|Statement||by Hellmut Lehmann-Haupt and Charles McCurry ; together with an original leaf printed on vellum by Peter Schoeffer at Mainz in 1472.|
study Gratian’s original book. The discovery that Gratian’s Decretumis not one book but two has manifold implications. To begin with, it has become easier to read and interpret the Decretum. Many have complained that Gratian’s discussion is rambling and that it fulﬁls but poorly the promise of the work’s origi-. Gratian’s Decretum, Latin Decretum Gratiani, or Concordia Discordantium Canonum, collection of nearly 3, texts touching on all areas of church discipline and regulation compiled by the Benedictine monk Gratian about It soon became the basic text on which the masters of canon law lectured and commented in the universities.. The work is not just a collection of . Page from medieval manuscript of the Decretum Gratiani. The Decretum Gratiani, also known as the Concordia discordantium canonum or Concordantia discordantium canonum or simply as the Decretum, is a collection of canon law compiled and written in the 12th century as a legal textbook by the jurist known as Gratian. Two Essays on the Decretum of Gratian. by [Plantin Press]. Lehmann-Haupt, Hellmut, and Charles McCurry. Los Angeles: Zeitlin & Verbrugge; San Francisco: Bernard M. Rosenthal, (click for more details).
Gratian and the Schools of Law, Second Edition (Variorum Collected Studies Book ) - Kindle edition by Kuttner, Stephan, Landau, edited by Peter. Download it once and read it on your Kindle device, PC, phones or tablets. Use features like bookmarks, note taking and highlighting while reading Gratian and the Schools of Law, Second Edition (Variorum . GRATIAN (d. by c), Decretum with the gloss of Bartholomew of Brescia (d), in Latin, ILLUMINATED MANUSCRIPT ON VELLUM [southern France, late 13th century] x mm (ff x mm). leaves: 1 2, 1 2, 8 1 1 (of 12, lacking xii), 1 2, 13 1 0 (of 12, lacking viii and xii), 1 2, 17 1 0 (of 12, lacking i and vi), 18 1 . A classic work of medieval legal history, this book forms the starting point for all modern research on Gratian. Through a careful examination of manuscript variants, Winroth demonstrates the existence of two recensions of Gratian's Decretum: the longer version that scholars have long known and studied, and a shorter version preserved in several medieval /5. Gratian's Concordia discordantium canonum or Decretum, which was originally compiled around , was no exception, and so Wei claims in this provocative book. The Decretum is the fundamental canon law work of the twelfth century, which served as both the standard textbook of canon law in the medieval schools and an authoritative law book in.

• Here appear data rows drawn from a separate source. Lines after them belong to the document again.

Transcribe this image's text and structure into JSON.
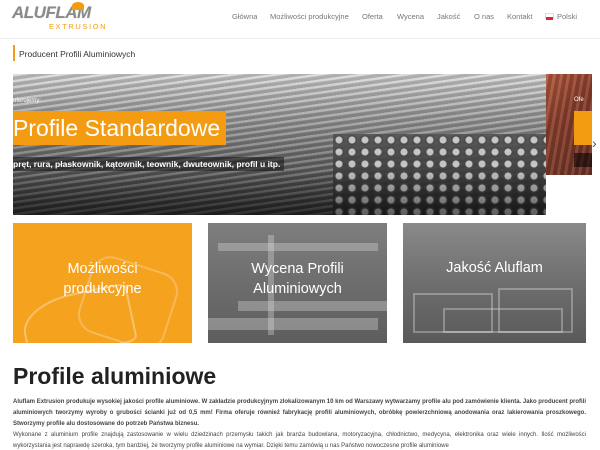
{
  "header": {
    "logo_main": "ALUFLAM",
    "logo_sub": "EXTRUSION",
    "nav": [
      "Główna",
      "Możliwości produkcyjne",
      "Oferta",
      "Wycena",
      "Jakość",
      "O nas",
      "Kontakt"
    ],
    "language": "Polski"
  },
  "breadcrumb": {
    "title": "Producent Profili Aluminiowych"
  },
  "hero": {
    "kicker": "oferujemy:",
    "title": "Profile Standardowe",
    "subtitle": "pręt, rura, płaskownik, kątownik, teownik, dwuteownik, profil u itp.",
    "peek_kicker": "Ofe"
  },
  "tiles": [
    {
      "label_line1": "Możliwości",
      "label_line2": "produkcyjne"
    },
    {
      "label_line1": "Wycena Profili",
      "label_line2": "Aluminiowych"
    },
    {
      "label_line1": "Jakość Aluflam",
      "label_line2": ""
    }
  ],
  "content": {
    "heading": "Profile aluminiowe",
    "p1": "Aluflam Extrusion produkuje wysokiej jakości profile aluminiowe. W zakładzie produkcyjnym zlokalizowanym 10 km od Warszawy wytwarzamy profile alu pod zamówienie klienta. Jako producent profili aluminiowych tworzymy wyroby o grubości ścianki już od 0,5 mm! Firma oferuje również fabrykację profili aluminiowych, obróbkę powierzchniową anodowania oraz lakierowania proszkowego. Stworzymy profile alu dostosowane do potrzeb Państwa biznesu.",
    "p2": "Wykonane z aluminium profile znajdują zastosowanie w wielu dziedzinach przemysłu takich jak branża budowlana, motoryzacyjna, chłodnictwo, medycyna, elektronika oraz wiele innych. Ilość możliwości wykorzystania jest naprawdę szeroka, tym bardziej, że tworzymy profile aluminiowe na wymiar. Dzięki temu zamówią u nas Państwo nowoczesne profile aluminiowe"
  },
  "colors": {
    "accent": "#f39c12",
    "text": "#333333"
  }
}
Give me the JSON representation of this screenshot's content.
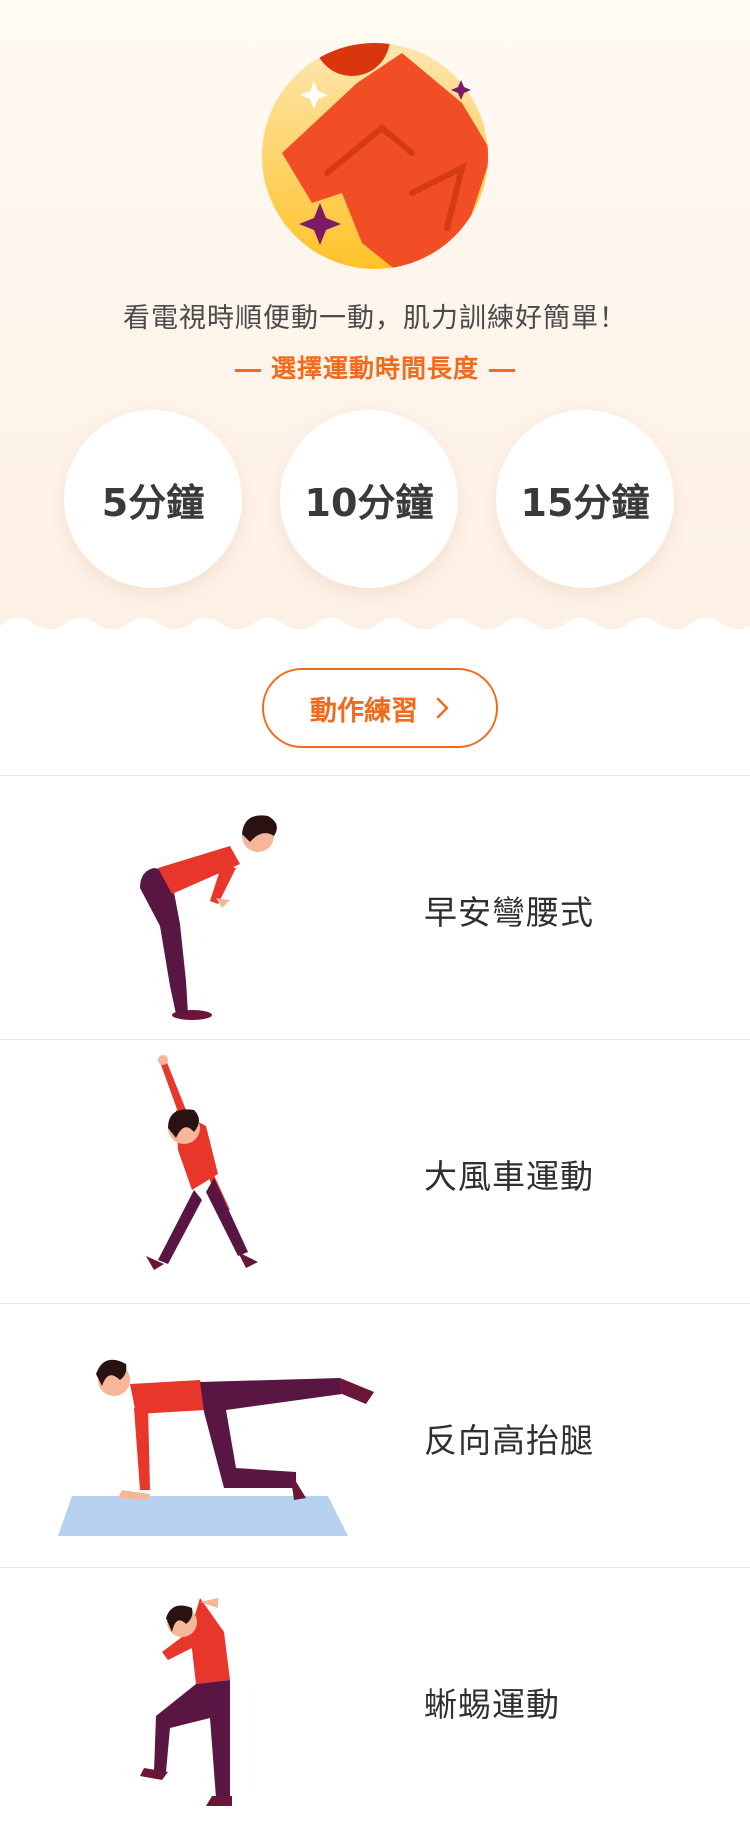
{
  "hero": {
    "tagline": "看電視時順便動一動，肌力訓練好簡單！",
    "subtitle": "選擇運動時間長度",
    "colors": {
      "accent": "#f26b1d",
      "background": "#fdf3ea"
    }
  },
  "durations": [
    {
      "label": "5分鐘"
    },
    {
      "label": "10分鐘"
    },
    {
      "label": "15分鐘"
    }
  ],
  "practice_button": {
    "label": "動作練習",
    "icon": "chevron-right-icon"
  },
  "exercises": [
    {
      "name": "早安彎腰式"
    },
    {
      "name": "大風車運動"
    },
    {
      "name": "反向高抬腿"
    },
    {
      "name": "蜥蜴運動"
    }
  ]
}
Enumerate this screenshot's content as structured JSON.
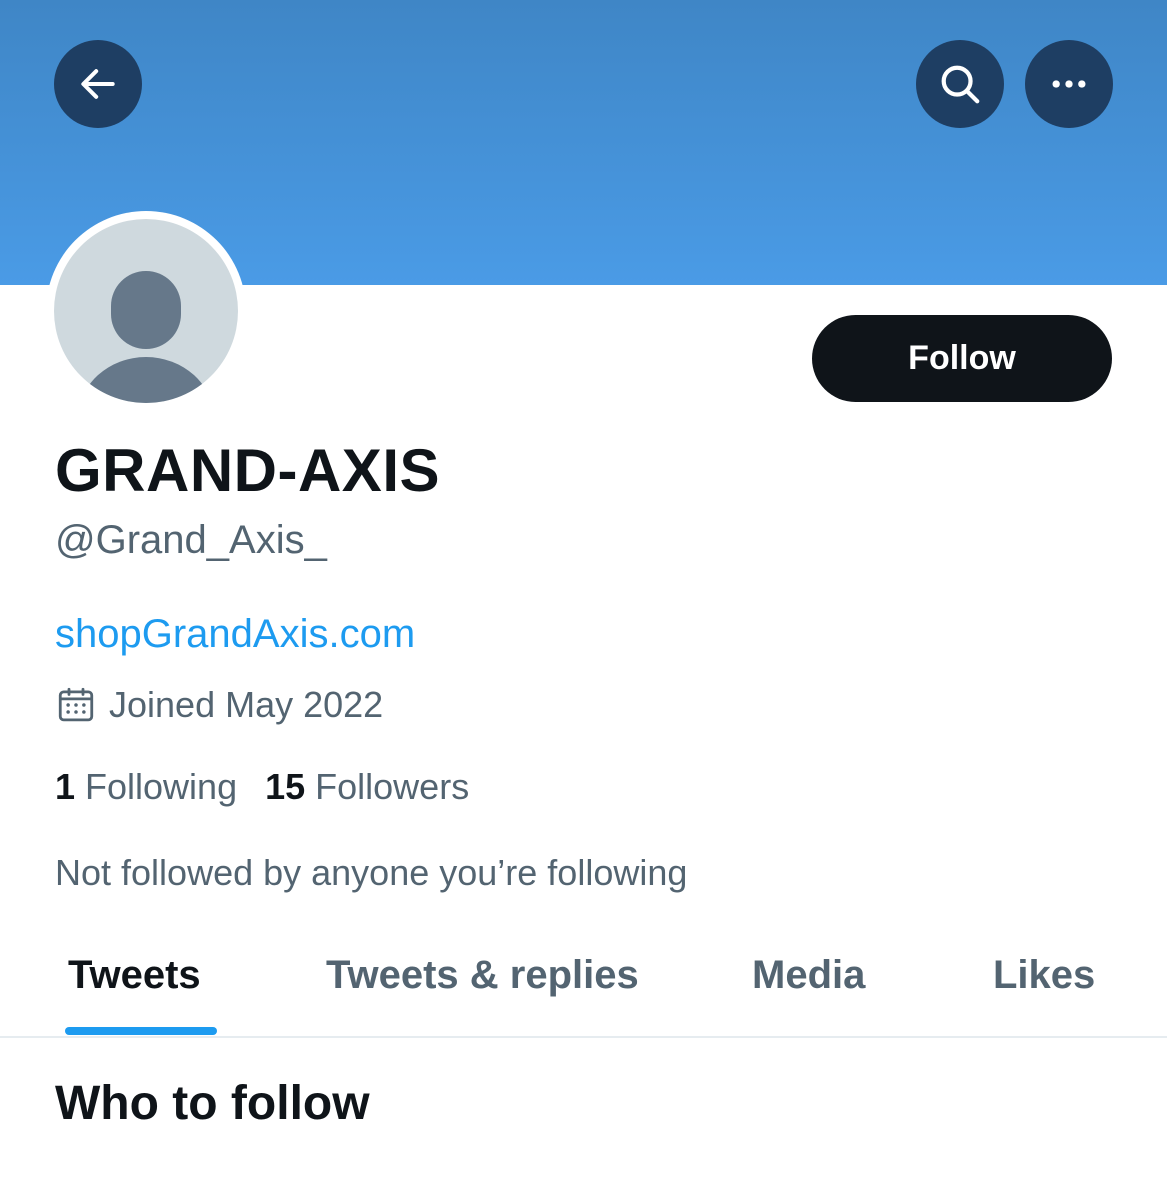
{
  "header": {
    "back_icon": "arrow-left-icon",
    "search_icon": "search-icon",
    "more_icon": "more-horizontal-icon",
    "banner_color": "#4a9be6"
  },
  "profile": {
    "avatar_icon": "default-avatar-icon",
    "follow_label": "Follow",
    "name": "GRAND-AXIS",
    "handle": "@Grand_Axis_",
    "website": "shopGrandAxis.com",
    "calendar_icon": "calendar-icon",
    "joined": "Joined May 2022",
    "following_count": "1",
    "following_label": "Following",
    "followers_count": "15",
    "followers_label": "Followers",
    "followed_by": "Not followed by anyone you’re following"
  },
  "tabs": [
    {
      "label": "Tweets",
      "active": true
    },
    {
      "label": "Tweets & replies",
      "active": false
    },
    {
      "label": "Media",
      "active": false
    },
    {
      "label": "Likes",
      "active": false
    }
  ],
  "section": {
    "who_to_follow": "Who to follow"
  },
  "colors": {
    "accent": "#1d9bf0",
    "text_primary": "#0f1419",
    "text_secondary": "#536471"
  }
}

Glosses on the Decretum probably formed the earliest field of activity for canonists.¹ Their first glosses were short explanations of words. This type of gloss was very old. It can be found in the margins of pre-Gratian canon collections from the early Middle Ages, for example, as in the Dionysio-Hadriana in Würzburg M. p. th. f. 3 dating from the beginning of the ninth century, . study Gratian’s original book. The discovery that Gratian’s Decretumis not one book but two has manifold implications. To begin with, it has become easier to read and interpret the Decretum. Many have complained that Gratian’s discussion is rambling and that it fulﬁls but poorly the promise ofthe work’s origi-File Size: KB. The Biography of Gratian, the Father of Canon Law Kenneth Pennington Follow this and additional works at: Decretum. as “Gratian I” and “Gratian II” gives a misleading picture of uni-formity in how the. there were two Gratians. The first Gratian compiled the pre-Vulgate. A team under the leadership of Professor Anders Winroth is working on new editions of the two recensions of Gratian's Decretum with support of the Andrew W. Mellon Foundation, Yale University, and the Stephan Kuttner Institute of Medieval Canon Law, and with assistance from Yale Digital Collections Center. The digital tools developed for the project will be available at .